Airbnb faces increasing pressure over West Bank settlement listings
Airbnb is now the target of an activist campaign that seeks to pressure the online accommodations rental giant to stop listing illegal Israeli settlement homes on its website.
A search for accommodations in “Israel” turns up results that are not located within the internationally recognized borders of Israel, but rather, located in Jewish-only settlements like Ariel and Tekoa. Five human rights and peace organizations— American Muslims for Palestine, CODEPINK, Jewish Voice for Peace, the U.S. Campaign to End the Israeli Occupation, and the U.S. Palestinian Community Network—have signed on to the Stolen Homes campaign.
In a petition, the groups point out that, “Airbnb’s anti-discrimination policy states that they prohibit listings that promote racism, discrimination, or harm to individuals or groups, and require all users to comply with local laws. Yet, listing vacation rentals in illegal settlements promotes structural discrimination, theft of Palestinians’ land, and direct violations of international law.”
Airbnb declined to comment for this article and has not responded to the campaign, other than a statement by its spokesperson Nick Papas, which reads: “We follow laws and regulations on where we can do business, and investigate concerns raised about specific listings.”
The military occupation and expansion of ethnically exclusive communities on Palestinian land is a longstanding policy of the Israeli government and considered a war crime under international law. Airbnb, by refusing to address the inconsistency of settlement profiteering with their corporate policy, has placed itself firmly in the crosshairs of not only the specific groups behind the Stolen Homes campaign, but the growing international Boycott, Divestment, and Sanctions (BDS) movement at large.
BDS co-founder Omar Barghouti told Al Jazeera that the company “is not only legally obliged to immediately exclude all Israeli settlements from its offerings, since Israeli settlements constitute war crimes under international law.
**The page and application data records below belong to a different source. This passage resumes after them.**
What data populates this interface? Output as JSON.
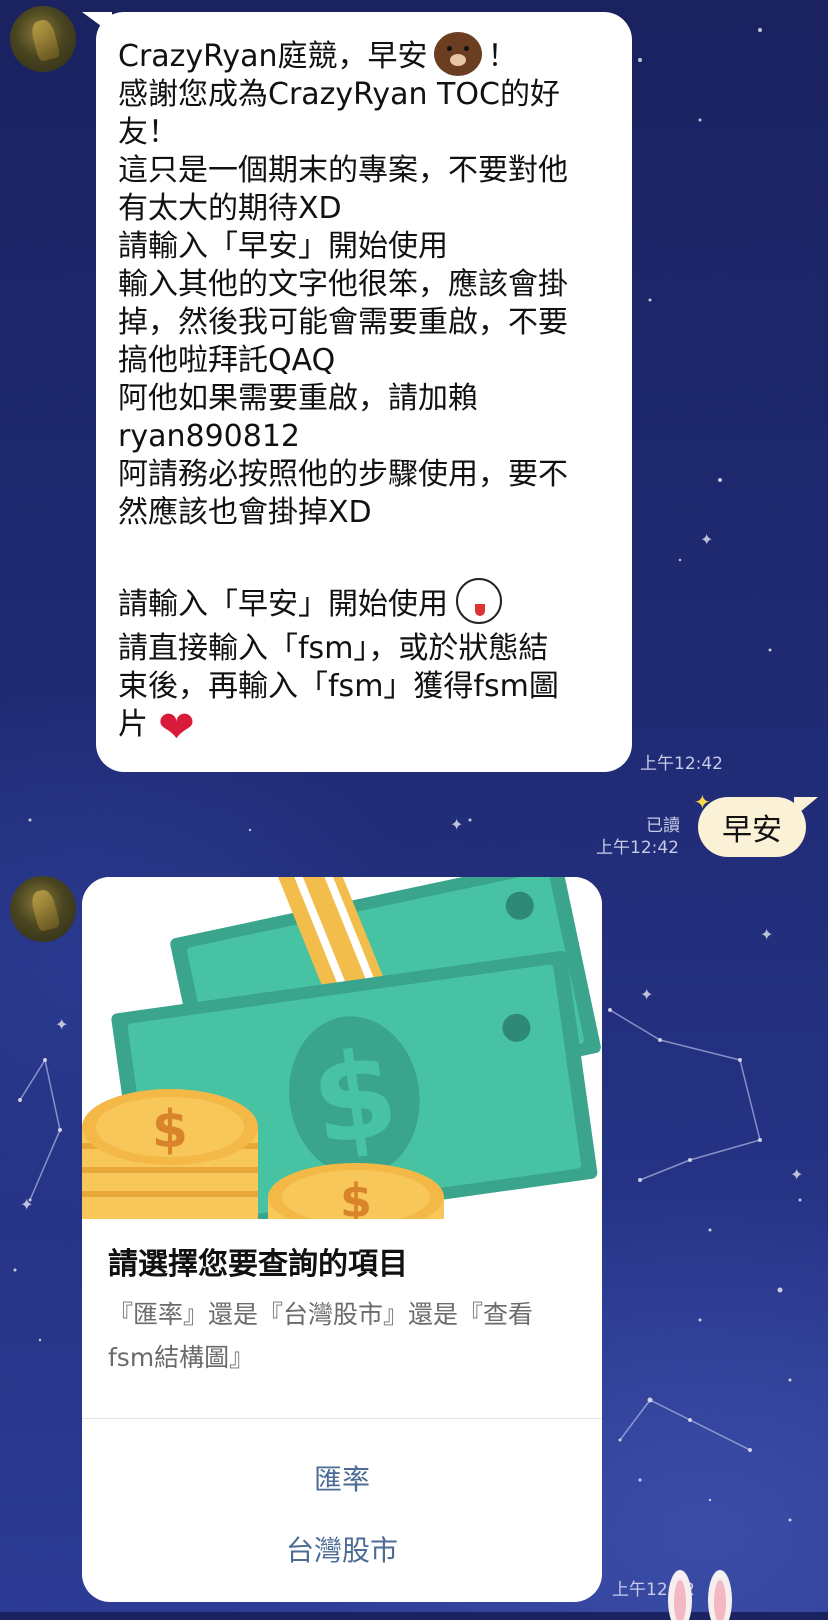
{
  "chat": {
    "incoming_message": {
      "lines": [
        "CrazyRyan庭競，早安",
        "感謝您成為CrazyRyan TOC的好",
        "友！",
        "這只是一個期末的專案，不要對他",
        "有太大的期待XD",
        "請輸入「早安」開始使用",
        "輸入其他的文字他很笨，應該會掛",
        "掉，然後我可能會需要重啟，不要",
        "搞他啦拜託QAQ",
        "阿他如果需要重啟，請加賴",
        "ryan890812",
        "阿請務必按照他的步驟使用，要不",
        "然應該也會掛掉XD",
        "",
        "請輸入「早安」開始使用",
        "請直接輸入「fsm」，或於狀態結",
        "束後，再輸入「fsm」獲得fsm圖",
        "片"
      ],
      "greeting_suffix": "！",
      "timestamp": "上午12:42"
    },
    "outgoing_message": {
      "text": "早安",
      "read_label": "已讀",
      "timestamp": "上午12:42"
    },
    "card": {
      "title": "請選擇您要查詢的項目",
      "description": "『匯率』還是『台灣股市』還是『查看fsm結構圖』",
      "buttons": [
        "匯率",
        "台灣股市"
      ],
      "timestamp": "上午12:42"
    }
  },
  "icons": {
    "greeting_emoji": "brown-bear-emoji",
    "start_emoji": "wink-face-emoji",
    "end_emoji": "heart-emoji",
    "hero_image": "money-bills-and-coins-illustration"
  },
  "colors": {
    "bubble_out": "#fbf1d6",
    "card_button": "#4c6b95",
    "background": "#1f2a72"
  }
}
It also makes the most business sense for it to do so, as much larger corporations – of the calibre of Orange, Veolia and CRH – have been eventually compelled by BDS campaigning to end their complicity in Israel’s human rights violations after losing massive contracts.”
While the Palestinian National Council (the Palestinian leadership of the BDS movement) has not yet announced a specific plan for a boycott of Airbnb, it’s safe to assume that the company will feel increasing pressure from activists if it fails to take criticism of its business practices seriously. Already, several major media outlets have taken note of the controversy, including The Atlantic and The Guardian. As the backlash against Airbnb continues to mount, the company may be compelled to rethink its accommodation of Israeli apartheid.